Sen. Marco Rubio (R-Fla.), a former Republican presidential candidate, called this week for the party to rebrand to include multiple races and focus on working-class voters.
“I think the future of the Republican Party is as a multiethnic, multiracial, working-class party,” Rubio said during a recent virtual appearance on Fox News’ “Hannity.”
“And what I mean by working-class party is normal, everyday people who don’t want to live in a city where there is no police department, where people rampage through the streets every time they are upset about something, where their kids are afraid that they’re going to fail a college course unless they agree with their crazy professor, where they are afraid to speak out on what they believe on some issue because they might get fired from their job or they are going to be called a racist because they wear a MAGA hat or have a sticker on their car.”
MAGA stands for “Make America Great Again,” President Donald Trump’s campaign slogan.
This year, Trump gained more votes from blacks, Hispanics, and Asians than he received in 2016, according to exit polls. Voters in those categories cited the president’s strong positions on immigration and criminal justice reforms, among other issues.
In an interview with Axios, Rubio noted how Republicans have traditionally been tied to big business.
“But the free market exists to serve our people. Our people don’t exist to serve the free market,” he said, adding that working-class Americans oppose big businesses “that only care about how their shares are performing, even if it’s based on moving production overseas for cheaper labor.
“They’re very suspicious, quite frankly, dismissive of elites at every level. And, obviously, that’s a powerful sentiment,” he added.
Andrew Yang, a former presidential candidate, said last week that working-class Americans flinched when they learned he was a Democrat on the campaign trail.
“There is something deeply wrong when working-class Americans have that response to a major party that theoretically is supposed to be fighting for them,” he said.

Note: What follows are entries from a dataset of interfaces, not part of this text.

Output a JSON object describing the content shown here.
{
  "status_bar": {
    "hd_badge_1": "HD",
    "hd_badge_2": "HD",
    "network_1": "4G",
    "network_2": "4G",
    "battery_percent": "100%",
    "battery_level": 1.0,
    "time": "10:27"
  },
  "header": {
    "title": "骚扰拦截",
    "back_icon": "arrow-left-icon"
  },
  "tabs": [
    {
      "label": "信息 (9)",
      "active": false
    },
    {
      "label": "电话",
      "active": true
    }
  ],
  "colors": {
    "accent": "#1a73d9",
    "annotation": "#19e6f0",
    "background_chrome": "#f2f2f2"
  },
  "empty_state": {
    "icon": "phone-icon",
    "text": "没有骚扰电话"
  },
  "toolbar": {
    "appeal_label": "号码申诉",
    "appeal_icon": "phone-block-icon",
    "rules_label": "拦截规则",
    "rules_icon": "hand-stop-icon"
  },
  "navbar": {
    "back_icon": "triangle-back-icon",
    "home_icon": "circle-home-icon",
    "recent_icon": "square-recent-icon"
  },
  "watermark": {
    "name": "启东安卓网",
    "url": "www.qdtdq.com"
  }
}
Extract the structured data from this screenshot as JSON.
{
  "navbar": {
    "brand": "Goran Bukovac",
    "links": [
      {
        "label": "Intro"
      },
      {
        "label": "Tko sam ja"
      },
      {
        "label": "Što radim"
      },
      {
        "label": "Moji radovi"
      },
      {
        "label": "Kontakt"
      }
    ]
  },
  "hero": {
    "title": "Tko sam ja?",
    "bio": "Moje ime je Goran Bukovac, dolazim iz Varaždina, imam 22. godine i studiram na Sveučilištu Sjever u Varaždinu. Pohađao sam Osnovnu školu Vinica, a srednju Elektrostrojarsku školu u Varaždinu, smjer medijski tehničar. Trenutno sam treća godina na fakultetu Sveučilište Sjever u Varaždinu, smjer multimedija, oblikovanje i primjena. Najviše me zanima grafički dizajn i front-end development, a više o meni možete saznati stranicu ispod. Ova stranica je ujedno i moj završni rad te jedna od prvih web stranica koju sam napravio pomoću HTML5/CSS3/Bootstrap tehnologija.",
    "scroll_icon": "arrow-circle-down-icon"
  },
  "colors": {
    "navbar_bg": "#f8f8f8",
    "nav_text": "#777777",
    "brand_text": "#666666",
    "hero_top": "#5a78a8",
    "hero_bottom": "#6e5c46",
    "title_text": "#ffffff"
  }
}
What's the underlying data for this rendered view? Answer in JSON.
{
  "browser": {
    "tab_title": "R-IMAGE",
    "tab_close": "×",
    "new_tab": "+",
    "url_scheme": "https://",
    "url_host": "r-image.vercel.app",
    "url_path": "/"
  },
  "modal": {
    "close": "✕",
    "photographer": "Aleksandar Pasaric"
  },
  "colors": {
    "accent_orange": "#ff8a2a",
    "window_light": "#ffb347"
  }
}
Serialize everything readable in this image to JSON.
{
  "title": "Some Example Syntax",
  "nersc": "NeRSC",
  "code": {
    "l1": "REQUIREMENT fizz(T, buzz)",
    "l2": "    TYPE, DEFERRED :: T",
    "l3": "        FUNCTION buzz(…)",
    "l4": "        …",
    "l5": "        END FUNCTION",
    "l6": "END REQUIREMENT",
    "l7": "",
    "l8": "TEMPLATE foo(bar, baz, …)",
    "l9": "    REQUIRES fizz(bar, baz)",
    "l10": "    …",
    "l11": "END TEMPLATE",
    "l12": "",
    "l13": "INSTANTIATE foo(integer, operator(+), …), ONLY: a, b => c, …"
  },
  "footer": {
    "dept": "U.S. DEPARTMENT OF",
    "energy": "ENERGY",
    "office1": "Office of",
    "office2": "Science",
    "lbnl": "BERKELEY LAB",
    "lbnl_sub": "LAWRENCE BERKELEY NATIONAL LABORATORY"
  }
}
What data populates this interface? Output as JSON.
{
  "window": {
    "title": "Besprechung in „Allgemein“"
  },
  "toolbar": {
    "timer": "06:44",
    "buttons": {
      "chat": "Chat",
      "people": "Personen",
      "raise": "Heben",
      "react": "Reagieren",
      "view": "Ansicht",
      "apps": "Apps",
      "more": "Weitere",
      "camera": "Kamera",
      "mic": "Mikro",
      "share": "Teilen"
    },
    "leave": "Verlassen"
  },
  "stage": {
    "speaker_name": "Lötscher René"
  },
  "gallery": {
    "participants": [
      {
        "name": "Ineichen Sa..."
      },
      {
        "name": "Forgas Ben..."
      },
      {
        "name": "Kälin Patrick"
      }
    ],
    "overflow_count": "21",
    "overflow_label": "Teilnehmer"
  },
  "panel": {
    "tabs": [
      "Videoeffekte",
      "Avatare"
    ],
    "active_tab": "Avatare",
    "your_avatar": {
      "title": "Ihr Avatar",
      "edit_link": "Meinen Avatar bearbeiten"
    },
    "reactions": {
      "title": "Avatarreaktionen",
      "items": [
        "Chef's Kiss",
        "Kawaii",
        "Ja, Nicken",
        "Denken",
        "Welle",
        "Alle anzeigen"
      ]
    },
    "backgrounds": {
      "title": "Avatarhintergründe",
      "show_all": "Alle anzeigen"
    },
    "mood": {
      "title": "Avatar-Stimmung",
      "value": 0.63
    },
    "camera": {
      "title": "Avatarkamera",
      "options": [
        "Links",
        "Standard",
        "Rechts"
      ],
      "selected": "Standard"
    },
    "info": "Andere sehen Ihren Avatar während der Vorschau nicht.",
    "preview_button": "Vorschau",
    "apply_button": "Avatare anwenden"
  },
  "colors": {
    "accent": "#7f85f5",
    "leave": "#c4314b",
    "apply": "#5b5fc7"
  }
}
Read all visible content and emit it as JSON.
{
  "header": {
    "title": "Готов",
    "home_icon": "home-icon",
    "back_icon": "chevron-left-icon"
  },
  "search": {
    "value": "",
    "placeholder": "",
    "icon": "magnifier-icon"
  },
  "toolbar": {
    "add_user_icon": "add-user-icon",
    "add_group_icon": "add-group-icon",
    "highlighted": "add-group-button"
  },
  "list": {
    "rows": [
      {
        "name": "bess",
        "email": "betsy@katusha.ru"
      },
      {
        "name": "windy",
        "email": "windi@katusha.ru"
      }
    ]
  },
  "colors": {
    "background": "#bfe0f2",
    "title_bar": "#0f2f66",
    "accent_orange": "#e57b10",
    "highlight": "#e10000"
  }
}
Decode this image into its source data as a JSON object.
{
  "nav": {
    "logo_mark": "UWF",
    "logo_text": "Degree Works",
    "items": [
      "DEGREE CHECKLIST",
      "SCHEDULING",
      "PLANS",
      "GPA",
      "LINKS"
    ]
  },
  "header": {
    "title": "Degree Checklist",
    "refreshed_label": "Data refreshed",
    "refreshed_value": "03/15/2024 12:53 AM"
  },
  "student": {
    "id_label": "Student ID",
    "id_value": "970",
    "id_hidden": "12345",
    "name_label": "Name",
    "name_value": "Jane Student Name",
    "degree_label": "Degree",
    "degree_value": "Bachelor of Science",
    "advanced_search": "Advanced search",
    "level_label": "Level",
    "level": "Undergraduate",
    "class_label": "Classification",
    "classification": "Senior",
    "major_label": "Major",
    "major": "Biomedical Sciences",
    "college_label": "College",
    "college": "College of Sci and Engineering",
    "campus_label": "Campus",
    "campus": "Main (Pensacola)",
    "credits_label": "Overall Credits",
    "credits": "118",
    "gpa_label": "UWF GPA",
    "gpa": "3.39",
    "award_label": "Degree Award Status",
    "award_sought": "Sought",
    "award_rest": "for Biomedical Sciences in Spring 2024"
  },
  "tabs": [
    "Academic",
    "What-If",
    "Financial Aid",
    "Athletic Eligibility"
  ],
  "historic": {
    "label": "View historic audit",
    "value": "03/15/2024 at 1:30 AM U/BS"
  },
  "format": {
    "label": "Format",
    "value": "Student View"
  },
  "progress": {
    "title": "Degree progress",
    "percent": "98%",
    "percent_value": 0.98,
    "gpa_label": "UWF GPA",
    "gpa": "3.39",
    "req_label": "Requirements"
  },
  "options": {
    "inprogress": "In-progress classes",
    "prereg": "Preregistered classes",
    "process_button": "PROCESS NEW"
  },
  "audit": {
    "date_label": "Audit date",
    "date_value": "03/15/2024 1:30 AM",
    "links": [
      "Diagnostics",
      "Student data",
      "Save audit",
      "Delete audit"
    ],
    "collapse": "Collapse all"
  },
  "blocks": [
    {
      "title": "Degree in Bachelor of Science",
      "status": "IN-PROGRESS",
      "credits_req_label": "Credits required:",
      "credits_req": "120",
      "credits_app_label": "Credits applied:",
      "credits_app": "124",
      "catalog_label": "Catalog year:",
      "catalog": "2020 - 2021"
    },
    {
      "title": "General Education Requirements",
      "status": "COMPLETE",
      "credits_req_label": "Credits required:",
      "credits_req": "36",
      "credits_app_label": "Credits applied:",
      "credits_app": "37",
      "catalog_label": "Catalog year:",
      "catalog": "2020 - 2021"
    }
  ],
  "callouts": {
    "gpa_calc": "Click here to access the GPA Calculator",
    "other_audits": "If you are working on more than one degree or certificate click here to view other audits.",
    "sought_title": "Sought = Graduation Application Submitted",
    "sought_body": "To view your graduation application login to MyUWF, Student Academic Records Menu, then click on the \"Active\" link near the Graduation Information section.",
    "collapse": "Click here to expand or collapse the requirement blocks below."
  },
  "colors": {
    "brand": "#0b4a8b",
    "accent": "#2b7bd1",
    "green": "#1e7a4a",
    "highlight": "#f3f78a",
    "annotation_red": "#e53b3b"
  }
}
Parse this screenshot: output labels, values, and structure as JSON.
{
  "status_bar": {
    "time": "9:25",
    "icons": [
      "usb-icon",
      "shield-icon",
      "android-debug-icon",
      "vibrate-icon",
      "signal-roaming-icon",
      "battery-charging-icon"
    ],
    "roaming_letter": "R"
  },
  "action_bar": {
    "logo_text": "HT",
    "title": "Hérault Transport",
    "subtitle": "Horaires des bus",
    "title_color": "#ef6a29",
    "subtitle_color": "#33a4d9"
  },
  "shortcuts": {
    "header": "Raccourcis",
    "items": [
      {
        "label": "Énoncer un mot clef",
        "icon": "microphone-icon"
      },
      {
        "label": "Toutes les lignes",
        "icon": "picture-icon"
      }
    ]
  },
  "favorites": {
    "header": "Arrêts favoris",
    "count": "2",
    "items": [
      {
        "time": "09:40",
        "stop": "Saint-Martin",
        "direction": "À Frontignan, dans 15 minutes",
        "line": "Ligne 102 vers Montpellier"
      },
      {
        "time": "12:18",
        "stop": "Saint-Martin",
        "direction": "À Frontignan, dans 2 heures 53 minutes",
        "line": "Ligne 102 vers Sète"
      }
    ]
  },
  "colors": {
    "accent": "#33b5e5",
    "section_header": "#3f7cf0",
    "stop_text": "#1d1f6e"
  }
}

“In their minds, the Democratic Party unfortunately has taken on this role of the coastal urban elites who are more concerned about policing various cultural issues than improving their way of life that has been declining for years.
“This to me is a fundamental problem for the party.”